This portrait of Malcolm X is also present in the film’s final screen behind Nola’s “loving bed” in a cognitive dissonant act that dominates contemporary series starring black people. In Scandal, the cognitive dissonance comes in the form of music where songs and artists prominent during their time become distorted features on a soundtrack to an anti-black series. In She Gotta Have It, the cognitive dissonance is perhaps even more symbolically violent. Juxtaposing a prominent figure of black nationalism, or black independence with a physically black figure sullied in a white supremacist dependency is both inaccurate and insulting. Thus, even if the series were not inundated with troublesome images, this image would be enough to sour the series in its singularity.

Neo-Liberal Darling

In a recent interview, renowned scholar Cornell West referenced neoliberalism and the shes-gotta-have-it-trailer
recurring selection of black bodies to execute their agenda. West assertion deeming Ta-nehisi Coates the current “neoliberalism darling,” prompted me to think of Spike Lee’s Nola Darling.

Centered in her de-centered societal structure, Nola and the hyper sexualized black female form seen in Olivia Pope (Scandal), Mary Jane (Being Mary Jane), and Annalise Keating (How to Get Away With Murder) are all darlings of neoliberalism—providing comfort to those dependent on black female exclusion from womanhood and festered societal abjection. Their neo-liberal status overtly seems liberal in their overt visibility, yet series like She Gotta HaveLynching_of_Laura_Nelson-Laura-387x640 It illustrates the casual ability to “see” the black female form as a violent form of invisibility where the black female remains engulfed in distortion. With with regard to the seen black body, my mind shifts to a photo taken of Sara Nelson’s murder, which captures her lifeless black female body hanging off a branch blowing gracefully in the wind—she too is physically seen, but utterly invisible in the face of injustice-an injustice manifested and furthered in this seemingly innocuous Netflix series.

She Gotta Have What? 

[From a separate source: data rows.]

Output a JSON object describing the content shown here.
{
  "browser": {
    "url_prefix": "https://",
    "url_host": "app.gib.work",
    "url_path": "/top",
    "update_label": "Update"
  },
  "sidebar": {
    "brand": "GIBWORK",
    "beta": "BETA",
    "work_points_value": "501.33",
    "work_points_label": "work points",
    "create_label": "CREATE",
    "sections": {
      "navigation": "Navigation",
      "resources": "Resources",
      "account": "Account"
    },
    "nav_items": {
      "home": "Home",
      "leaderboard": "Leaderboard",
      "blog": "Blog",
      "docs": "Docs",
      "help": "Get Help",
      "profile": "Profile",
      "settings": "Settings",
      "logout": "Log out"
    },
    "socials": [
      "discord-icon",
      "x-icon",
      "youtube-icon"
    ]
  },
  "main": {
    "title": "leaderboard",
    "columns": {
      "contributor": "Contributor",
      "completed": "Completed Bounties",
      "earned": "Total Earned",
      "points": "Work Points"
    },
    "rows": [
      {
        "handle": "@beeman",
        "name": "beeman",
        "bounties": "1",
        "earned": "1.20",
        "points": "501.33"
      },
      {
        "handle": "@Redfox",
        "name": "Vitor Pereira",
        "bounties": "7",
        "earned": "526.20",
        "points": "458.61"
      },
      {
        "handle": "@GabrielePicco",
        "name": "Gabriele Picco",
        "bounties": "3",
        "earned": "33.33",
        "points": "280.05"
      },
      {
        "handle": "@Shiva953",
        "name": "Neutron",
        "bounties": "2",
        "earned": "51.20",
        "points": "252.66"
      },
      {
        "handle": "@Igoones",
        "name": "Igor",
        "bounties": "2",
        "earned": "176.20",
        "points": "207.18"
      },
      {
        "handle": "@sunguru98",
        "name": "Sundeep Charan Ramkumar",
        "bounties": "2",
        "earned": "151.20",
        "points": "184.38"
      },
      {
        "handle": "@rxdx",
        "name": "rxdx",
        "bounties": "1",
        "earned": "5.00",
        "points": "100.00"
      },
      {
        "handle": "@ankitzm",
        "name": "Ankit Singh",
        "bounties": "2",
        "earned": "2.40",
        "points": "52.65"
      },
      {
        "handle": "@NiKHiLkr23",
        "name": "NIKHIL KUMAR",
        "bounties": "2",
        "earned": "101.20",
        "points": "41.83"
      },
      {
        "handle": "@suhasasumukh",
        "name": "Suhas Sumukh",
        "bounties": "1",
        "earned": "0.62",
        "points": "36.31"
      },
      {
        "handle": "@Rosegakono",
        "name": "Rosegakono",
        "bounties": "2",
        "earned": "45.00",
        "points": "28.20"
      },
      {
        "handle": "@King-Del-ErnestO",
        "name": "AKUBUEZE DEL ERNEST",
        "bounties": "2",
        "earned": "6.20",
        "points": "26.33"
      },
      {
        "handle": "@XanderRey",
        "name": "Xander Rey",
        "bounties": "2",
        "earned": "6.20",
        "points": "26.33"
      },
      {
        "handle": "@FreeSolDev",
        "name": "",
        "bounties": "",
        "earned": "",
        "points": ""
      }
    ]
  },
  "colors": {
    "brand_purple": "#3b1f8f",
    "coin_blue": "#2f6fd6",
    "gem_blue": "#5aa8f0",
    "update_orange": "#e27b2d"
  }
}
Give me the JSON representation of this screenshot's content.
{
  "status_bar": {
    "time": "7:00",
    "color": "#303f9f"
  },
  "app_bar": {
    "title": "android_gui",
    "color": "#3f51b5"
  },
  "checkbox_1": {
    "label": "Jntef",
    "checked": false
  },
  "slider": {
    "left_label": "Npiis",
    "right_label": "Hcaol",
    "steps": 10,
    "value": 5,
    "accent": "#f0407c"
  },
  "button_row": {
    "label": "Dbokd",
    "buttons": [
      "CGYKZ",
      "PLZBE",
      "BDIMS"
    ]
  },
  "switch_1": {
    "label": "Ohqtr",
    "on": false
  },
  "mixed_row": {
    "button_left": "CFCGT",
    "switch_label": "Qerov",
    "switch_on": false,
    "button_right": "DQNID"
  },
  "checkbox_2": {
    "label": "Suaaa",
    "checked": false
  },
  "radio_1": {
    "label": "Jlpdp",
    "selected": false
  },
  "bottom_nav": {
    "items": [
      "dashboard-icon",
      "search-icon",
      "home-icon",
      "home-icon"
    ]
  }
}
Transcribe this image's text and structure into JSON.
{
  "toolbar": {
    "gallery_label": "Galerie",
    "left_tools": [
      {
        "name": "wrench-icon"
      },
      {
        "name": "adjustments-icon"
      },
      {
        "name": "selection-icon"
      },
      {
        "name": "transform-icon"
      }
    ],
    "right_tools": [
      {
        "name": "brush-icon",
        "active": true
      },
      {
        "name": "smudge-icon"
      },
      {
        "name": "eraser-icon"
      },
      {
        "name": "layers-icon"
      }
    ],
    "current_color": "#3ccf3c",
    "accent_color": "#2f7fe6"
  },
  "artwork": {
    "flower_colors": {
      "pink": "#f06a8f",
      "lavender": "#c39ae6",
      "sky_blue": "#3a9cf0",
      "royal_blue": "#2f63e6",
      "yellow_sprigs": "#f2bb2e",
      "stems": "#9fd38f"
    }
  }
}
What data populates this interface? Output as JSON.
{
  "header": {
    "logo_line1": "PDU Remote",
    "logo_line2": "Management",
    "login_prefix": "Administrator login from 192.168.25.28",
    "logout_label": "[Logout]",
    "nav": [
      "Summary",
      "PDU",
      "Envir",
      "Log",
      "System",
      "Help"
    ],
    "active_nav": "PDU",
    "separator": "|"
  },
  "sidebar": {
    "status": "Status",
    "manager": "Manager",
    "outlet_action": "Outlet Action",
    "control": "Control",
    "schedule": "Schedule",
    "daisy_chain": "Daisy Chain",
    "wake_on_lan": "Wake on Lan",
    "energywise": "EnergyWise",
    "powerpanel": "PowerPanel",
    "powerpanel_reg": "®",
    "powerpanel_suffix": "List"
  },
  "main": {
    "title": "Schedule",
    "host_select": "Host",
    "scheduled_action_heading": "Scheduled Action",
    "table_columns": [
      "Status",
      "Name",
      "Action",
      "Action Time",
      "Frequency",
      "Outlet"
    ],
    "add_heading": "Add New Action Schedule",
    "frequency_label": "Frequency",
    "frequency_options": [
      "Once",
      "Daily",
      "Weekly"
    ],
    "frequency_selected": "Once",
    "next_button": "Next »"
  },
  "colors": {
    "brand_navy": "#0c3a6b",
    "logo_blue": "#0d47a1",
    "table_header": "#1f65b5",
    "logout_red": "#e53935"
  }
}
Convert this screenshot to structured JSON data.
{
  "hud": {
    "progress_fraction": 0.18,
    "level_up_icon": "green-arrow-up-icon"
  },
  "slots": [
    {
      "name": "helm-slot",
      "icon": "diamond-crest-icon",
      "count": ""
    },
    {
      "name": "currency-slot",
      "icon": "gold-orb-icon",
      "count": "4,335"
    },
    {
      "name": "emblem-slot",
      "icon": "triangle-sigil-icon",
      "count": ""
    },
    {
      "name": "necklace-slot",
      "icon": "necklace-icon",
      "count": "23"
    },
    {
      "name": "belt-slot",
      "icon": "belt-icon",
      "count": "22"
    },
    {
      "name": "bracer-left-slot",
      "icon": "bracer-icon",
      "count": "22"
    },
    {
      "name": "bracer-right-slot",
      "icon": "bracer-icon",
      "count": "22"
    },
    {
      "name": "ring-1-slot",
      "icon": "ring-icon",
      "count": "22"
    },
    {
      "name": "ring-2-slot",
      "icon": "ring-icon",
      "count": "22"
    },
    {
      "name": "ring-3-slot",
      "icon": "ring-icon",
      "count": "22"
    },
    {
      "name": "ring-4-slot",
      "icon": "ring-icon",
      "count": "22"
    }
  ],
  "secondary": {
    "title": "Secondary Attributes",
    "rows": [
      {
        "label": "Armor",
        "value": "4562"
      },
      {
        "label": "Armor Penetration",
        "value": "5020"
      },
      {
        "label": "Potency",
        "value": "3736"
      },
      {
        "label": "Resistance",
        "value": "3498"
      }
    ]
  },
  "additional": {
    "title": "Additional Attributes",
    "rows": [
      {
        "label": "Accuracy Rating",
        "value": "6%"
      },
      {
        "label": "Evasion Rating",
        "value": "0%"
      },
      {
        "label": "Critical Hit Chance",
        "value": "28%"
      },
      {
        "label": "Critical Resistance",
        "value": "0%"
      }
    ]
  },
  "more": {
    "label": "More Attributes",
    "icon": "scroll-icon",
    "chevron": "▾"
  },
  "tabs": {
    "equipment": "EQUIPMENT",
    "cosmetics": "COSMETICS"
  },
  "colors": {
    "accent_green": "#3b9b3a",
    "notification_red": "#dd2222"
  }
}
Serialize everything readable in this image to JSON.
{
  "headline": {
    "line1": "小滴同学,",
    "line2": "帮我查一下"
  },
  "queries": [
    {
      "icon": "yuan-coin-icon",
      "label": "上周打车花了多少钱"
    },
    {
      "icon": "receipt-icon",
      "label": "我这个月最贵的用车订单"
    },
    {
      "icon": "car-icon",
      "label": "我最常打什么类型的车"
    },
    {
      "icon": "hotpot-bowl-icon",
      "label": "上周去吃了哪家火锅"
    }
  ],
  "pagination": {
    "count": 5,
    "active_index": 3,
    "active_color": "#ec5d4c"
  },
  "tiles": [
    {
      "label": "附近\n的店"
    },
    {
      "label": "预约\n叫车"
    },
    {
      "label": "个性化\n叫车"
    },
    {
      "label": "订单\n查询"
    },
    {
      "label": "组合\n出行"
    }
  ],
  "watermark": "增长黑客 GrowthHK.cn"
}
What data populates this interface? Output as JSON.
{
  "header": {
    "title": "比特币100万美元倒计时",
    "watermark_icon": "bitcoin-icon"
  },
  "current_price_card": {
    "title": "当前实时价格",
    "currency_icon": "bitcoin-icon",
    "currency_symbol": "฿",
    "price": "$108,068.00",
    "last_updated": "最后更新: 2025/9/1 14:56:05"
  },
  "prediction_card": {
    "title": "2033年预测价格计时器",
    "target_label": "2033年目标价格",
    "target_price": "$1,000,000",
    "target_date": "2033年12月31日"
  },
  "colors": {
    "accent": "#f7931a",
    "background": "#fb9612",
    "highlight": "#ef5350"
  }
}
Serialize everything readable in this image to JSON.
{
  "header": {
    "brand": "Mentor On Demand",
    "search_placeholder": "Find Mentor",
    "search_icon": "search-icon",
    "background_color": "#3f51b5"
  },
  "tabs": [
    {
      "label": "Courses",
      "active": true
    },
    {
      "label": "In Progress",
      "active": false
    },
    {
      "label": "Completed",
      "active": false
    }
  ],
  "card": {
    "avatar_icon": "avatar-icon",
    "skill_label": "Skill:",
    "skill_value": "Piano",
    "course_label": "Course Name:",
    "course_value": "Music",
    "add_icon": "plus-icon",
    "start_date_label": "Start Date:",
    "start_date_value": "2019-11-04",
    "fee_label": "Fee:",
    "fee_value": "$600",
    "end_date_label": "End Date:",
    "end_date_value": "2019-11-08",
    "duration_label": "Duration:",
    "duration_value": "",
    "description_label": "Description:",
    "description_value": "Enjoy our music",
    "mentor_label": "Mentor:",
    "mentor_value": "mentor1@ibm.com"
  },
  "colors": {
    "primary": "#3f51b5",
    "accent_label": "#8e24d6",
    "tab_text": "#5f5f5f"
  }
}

27ed15c14bfd232d53036f4321a7edf983e62ad7She Gotta Have It–in title and depiction–showcases the black female form as needing sex and as a figure of race and sex abjection it does. Sex is the pervasive means to other the black female body–to place sexuality where her non-black counterparts place femininity, piety, chastity, submissiveness and domesticity. What she “gotta have”is a strong sense of self cultivated in encompassing a conscious collective gaze that rejects the individualism evoked in Spike Lee’s project. Thus, what she–the black female form “gotta have” is not presented in this series and is utterly absent from a world established and maintained on her abjection.

The white world needs images like these to foment their heightened sense of self and ensure what we as a collective “Gotta have,” we never receive. So to any black person watching this series or any other seemingly black series and drawn to laughter, know that for every smile and chuckle you give–the white collective always laughs last and hardest.

Black Power ❤